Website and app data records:
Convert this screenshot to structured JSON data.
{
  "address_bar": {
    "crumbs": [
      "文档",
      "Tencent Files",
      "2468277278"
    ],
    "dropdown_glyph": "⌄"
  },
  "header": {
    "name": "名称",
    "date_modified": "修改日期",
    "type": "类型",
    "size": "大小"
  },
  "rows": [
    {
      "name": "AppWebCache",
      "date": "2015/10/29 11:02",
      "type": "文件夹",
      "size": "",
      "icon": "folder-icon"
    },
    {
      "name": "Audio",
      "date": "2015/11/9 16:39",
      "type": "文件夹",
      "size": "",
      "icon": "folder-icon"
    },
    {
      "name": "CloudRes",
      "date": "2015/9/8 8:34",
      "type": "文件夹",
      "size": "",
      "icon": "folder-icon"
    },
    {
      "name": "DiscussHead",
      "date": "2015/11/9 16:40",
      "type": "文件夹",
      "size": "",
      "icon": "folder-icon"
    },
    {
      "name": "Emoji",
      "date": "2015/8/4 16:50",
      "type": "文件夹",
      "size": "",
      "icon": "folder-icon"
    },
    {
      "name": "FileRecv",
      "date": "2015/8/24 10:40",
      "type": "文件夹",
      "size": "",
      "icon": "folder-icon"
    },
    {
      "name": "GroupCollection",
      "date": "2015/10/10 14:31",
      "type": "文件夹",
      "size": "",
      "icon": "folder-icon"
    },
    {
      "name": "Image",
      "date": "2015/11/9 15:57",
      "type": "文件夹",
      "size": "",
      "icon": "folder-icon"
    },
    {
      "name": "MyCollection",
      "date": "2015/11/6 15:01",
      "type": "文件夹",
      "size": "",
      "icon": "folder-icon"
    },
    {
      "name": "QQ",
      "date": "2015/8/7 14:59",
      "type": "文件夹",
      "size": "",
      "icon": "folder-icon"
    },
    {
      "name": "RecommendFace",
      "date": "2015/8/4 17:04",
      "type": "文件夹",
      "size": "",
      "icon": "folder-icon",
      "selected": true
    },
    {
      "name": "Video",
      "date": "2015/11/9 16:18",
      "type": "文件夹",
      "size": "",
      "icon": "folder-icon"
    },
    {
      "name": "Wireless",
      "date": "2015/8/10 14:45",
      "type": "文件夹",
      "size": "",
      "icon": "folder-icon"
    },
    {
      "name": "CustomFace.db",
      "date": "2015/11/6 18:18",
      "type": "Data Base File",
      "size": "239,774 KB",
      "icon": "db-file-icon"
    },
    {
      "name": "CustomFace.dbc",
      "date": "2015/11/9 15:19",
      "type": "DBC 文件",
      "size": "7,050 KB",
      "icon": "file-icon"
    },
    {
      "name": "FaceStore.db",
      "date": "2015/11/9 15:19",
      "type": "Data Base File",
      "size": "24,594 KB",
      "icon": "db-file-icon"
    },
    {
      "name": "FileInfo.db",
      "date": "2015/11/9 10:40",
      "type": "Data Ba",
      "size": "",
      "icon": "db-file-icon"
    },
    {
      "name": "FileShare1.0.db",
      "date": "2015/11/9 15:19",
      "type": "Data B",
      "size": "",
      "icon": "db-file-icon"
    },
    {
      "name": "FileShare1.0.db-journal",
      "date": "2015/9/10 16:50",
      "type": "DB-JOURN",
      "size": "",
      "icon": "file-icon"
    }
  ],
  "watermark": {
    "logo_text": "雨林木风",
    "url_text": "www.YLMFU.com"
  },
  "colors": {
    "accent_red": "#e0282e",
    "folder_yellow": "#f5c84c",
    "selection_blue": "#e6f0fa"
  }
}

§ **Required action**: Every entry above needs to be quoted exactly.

§ **Response below**:
Convert this screenshot to structured JSON data.
{
  "address_bar": {
    "crumbs": [
      "文档",
      "Tencent Files",
      "2468277278"
    ],
    "dropdown_glyph": "⌄"
  },
  "header": {
    "name": "名称",
    "date_modified": "修改日期",
    "type": "类型",
    "size": "大小"
  },
  "rows": [
    {
      "name": "AppWebCache",
      "date": "2015/10/29 11:02",
      "type": "文件夹",
      "size": "",
      "icon": "folder-icon"
    },
    {
      "name": "Audio",
      "date": "2015/11/9 16:39",
      "type": "文件夹",
      "size": "",
      "icon": "folder-icon"
    },
    {
      "name": "CloudRes",
      "date": "2015/9/8 8:34",
      "type": "文件夹",
      "size": "",
      "icon": "folder-icon"
    },
    {
      "name": "DiscussHead",
      "date": "2015/11/9 16:40",
      "type": "文件夹",
      "size": "",
      "icon": "folder-icon"
    },
    {
      "name": "Emoji",
      "date": "2015/8/4 16:50",
      "type": "文件夹",
      "size": "",
      "icon": "folder-icon"
    },
    {
      "name": "FileRecv",
      "date": "2015/8/24 10:40",
      "type": "文件夹",
      "size": "",
      "icon": "folder-icon"
    },
    {
      "name": "GroupCollection",
      "date": "2015/10/10 14:31",
      "type": "文件夹",
      "size": "",
      "icon": "folder-icon"
    },
    {
      "name": "Image",
      "date": "2015/11/9 15:57",
      "type": "文件夹",
      "size": "",
      "icon": "folder-icon"
    },
    {
      "name": "MyCollection",
      "date": "2015/11/6 15:01",
      "type": "文件夹",
      "size": "",
      "icon": "folder-icon"
    },
    {
      "name": "QQ",
      "date": "2015/8/7 14:59",
      "type": "文件夹",
      "size": "",
      "icon": "folder-icon"
    },
    {
      "name": "RecommendFace",
      "date": "2015/8/4 17:04",
      "type": "文件夹",
      "size": "",
      "icon": "folder-icon",
      "selected": true
    },
    {
      "name": "Video",
      "date": "2015/11/9 16:18",
      "type": "文件夹",
      "size": "",
      "icon": "folder-icon"
    },
    {
      "name": "Wireless",
      "date": "2015/8/10 14:45",
      "type": "文件夹",
      "size": "",
      "icon": "folder-icon"
    },
    {
      "name": "CustomFace.db",
      "date": "2015/11/6 18:18",
      "type": "Data Base File",
      "size": "239,774 KB",
      "icon": "db-file-icon"
    },
    {
      "name": "CustomFace.dbc",
      "date": "2015/11/9 15:19",
      "type": "DBC 文件",
      "size": "7,050 KB",
      "icon": "file-icon"
    },
    {
      "name": "FaceStore.db",
      "date": "2015/11/9 15:19",
      "type": "Data Base File",
      "size": "24,594 KB",
      "icon": "db-file-icon"
    },
    {
      "name": "FileInfo.db",
      "date": "2015/11/9 10:40",
      "type": "Data Ba",
      "size": "",
      "icon": "db-file-icon"
    },
    {
      "name": "FileShare1.0.db",
      "date": "2015/11/9 15:19",
      "type": "Data B",
      "size": "",
      "icon": "db-file-icon"
    },
    {
      "name": "FileShare1.0.db-journal",
      "date": "2015/9/10 16:50",
      "type": "DB-JOURN",
      "size": "",
      "icon": "file-icon"
    }
  ],
  "watermark": {
    "logo_text": "雨林木风",
    "url_text": "www.YLMFU.com"
  },
  "colors": {
    "accent_red": "#e0282e",
    "folder_yellow": "#f5c84c",
    "selection_blue": "#e6f0fa"
  }
}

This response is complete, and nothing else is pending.